In the 1951 movie, 'The Day the Earth Stood Still', the alien Klaatu comes to our planet with an important message. Ironically, he cannot deliver his vital warning because we assume the worst of new or uncertain things. Klaatu is arrested, confined, and eventually shot, all driven by our fear and suspicion of his motives. Although this movie is over 55 years old, it contains truths that would be valuable for us to consider today.
Then and now, the conventional wisdom is to fight aggression with retributive violence. The argument is that a failure to be tough will result in the loss of liberty, resources, or even life. There is ample historic and present-day evidence to illustrate the truth of this perspective.

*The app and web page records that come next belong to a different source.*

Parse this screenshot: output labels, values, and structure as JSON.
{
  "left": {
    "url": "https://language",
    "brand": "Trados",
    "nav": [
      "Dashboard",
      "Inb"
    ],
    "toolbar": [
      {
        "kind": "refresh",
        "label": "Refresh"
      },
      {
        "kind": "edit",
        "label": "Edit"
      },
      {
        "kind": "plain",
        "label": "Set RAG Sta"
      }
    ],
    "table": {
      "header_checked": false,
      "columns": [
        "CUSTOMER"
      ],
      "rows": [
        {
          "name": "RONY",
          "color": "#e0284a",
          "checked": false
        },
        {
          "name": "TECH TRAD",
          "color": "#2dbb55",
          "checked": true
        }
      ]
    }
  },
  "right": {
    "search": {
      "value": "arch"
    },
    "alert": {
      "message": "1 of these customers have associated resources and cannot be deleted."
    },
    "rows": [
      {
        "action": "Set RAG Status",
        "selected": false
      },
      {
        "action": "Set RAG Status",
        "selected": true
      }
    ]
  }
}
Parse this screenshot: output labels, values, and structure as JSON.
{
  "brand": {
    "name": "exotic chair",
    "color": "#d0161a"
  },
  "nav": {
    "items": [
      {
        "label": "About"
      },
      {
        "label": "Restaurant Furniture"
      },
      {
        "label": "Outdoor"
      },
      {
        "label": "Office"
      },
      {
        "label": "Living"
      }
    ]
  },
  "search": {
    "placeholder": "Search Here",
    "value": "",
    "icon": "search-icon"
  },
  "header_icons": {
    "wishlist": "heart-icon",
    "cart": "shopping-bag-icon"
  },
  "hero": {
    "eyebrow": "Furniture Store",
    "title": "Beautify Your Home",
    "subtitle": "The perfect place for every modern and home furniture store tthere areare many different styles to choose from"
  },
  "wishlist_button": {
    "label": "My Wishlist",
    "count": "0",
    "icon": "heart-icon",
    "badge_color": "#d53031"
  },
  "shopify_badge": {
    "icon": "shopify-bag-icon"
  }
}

The unfortunate corollary to this perspective is that it exists on both sides of the battlefield. Therefore both sides must be tough, both sides must employ violence, and both sides cannot stop until one or the other is completely eliminated. You cannot just wade in the pool of violence, you must get all in.
The War on Terrorism inevitably increases the number of people seeking revenge on America. As more people die from our retribution, more of their children or family members seek retribution themselves. It cannot stop unless reasonable people from both sides make it stop. These are not reasonable times. As Klaatu suggests, "I am fearful when I see people substituting fear for reason."
In the movie, Klaatu heals himself and leaves our planet. As he enters his spaceship, he tells us why he came to Earth. It seems all the other planets in the galaxy had created a race of robots programmed to automatically destroy all aggressive warlike behavior. Thanks to this unilateral agreement, all planets live without weapons or armies, knowing that any aggressor will be destroyed.
Klaatu offered a simple warning, "Join us and live in peace, or pursue your present course and face obliteration." It would have been a good message for the planet to hear - even today. There must be people on our planet who can rise above their anger to think about the lives of the people still living. I will be hopeful when I see people substituting compassion for fear.